Like I said, I do not think it's our right to go around badmouthing people. We are to treat other people with love, respect, and mercy. And if we want them to hear what we have to say, then we need to earn their respect as well. I would rather use the word responsibility. We have the responsibility to speak the truth in love and address issues that we see in our society that need to be addressed, even if other people don't like what we say. This does not necessarily involve confronting individual people, especially those we do not know well. It may simply involve stating your viewpoint on a topic brought up for discussion or speaking up publicly against something you think is wrong,.....and many people will accuse you of "criticizing" them if you do.

On a different note, I absolutely hate taking surveys because I often have a problem with the wording. If NI would have worded the question differently, I'm sure many people would answer it differently. It's almost like they're trying to "catch" people, by making the statement sound like something you would want to agree with or at least partially agree with.

Carla said...

I wanted to add that in many ways I agree with the statement "Individuals should be allowed to conduct life as they choose as long as it does not interfere with the lives of others." I value things like freedom of religion, freedom to homeschool my children, protection of privacy, protection from discrimination, etc. that we enjoy in this country. And yes, I think we should be allowed to make bad choices as well as good ones. As a country we need to be reminded that with that freedom comes responsibility, that our actions do affect other people whether we want them to or not, and that one day we will be held accountable for the choices we make.

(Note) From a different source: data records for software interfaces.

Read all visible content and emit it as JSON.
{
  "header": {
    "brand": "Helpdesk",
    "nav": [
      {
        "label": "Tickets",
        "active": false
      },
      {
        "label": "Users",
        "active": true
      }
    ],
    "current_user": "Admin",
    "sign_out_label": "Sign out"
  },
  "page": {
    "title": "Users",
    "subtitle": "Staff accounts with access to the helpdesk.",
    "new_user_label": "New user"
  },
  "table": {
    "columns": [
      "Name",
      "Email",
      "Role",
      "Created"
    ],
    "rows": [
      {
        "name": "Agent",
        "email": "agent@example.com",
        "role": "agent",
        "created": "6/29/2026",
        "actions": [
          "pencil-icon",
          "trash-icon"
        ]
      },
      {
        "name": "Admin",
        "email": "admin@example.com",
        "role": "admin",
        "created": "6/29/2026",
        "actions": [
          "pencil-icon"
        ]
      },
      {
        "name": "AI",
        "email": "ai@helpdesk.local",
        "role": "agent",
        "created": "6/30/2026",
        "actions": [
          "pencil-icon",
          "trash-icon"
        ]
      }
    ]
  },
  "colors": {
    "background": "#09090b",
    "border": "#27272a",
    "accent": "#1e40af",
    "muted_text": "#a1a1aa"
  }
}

GJK said...

No, Carla, by no means do I think that you think that. And I don't think the Nehemiah Institute people probably think that either. But I do think that there are unbelievers who look at what NI wrote and assume that they think that. And I think there are confused immature Christians out there that read what NI wrote and jump to that conclusion also and act on it. This is why it's important for an organization like NI to be VERY careful how they word such documents if they claim to be demonstrating to the world and to the body what a "Biblical Worldview" looks like.

I agree with everything you said, Carla. :)

GJK said...

Hang on -- I just realized that it may look like my last comment was to YOUR last comment -- and it was supposed to be to your next-to-last comment. SIGH. This is confusing. I don't think that Carla thinks it is our God-given right to go around criticizing people. K? :)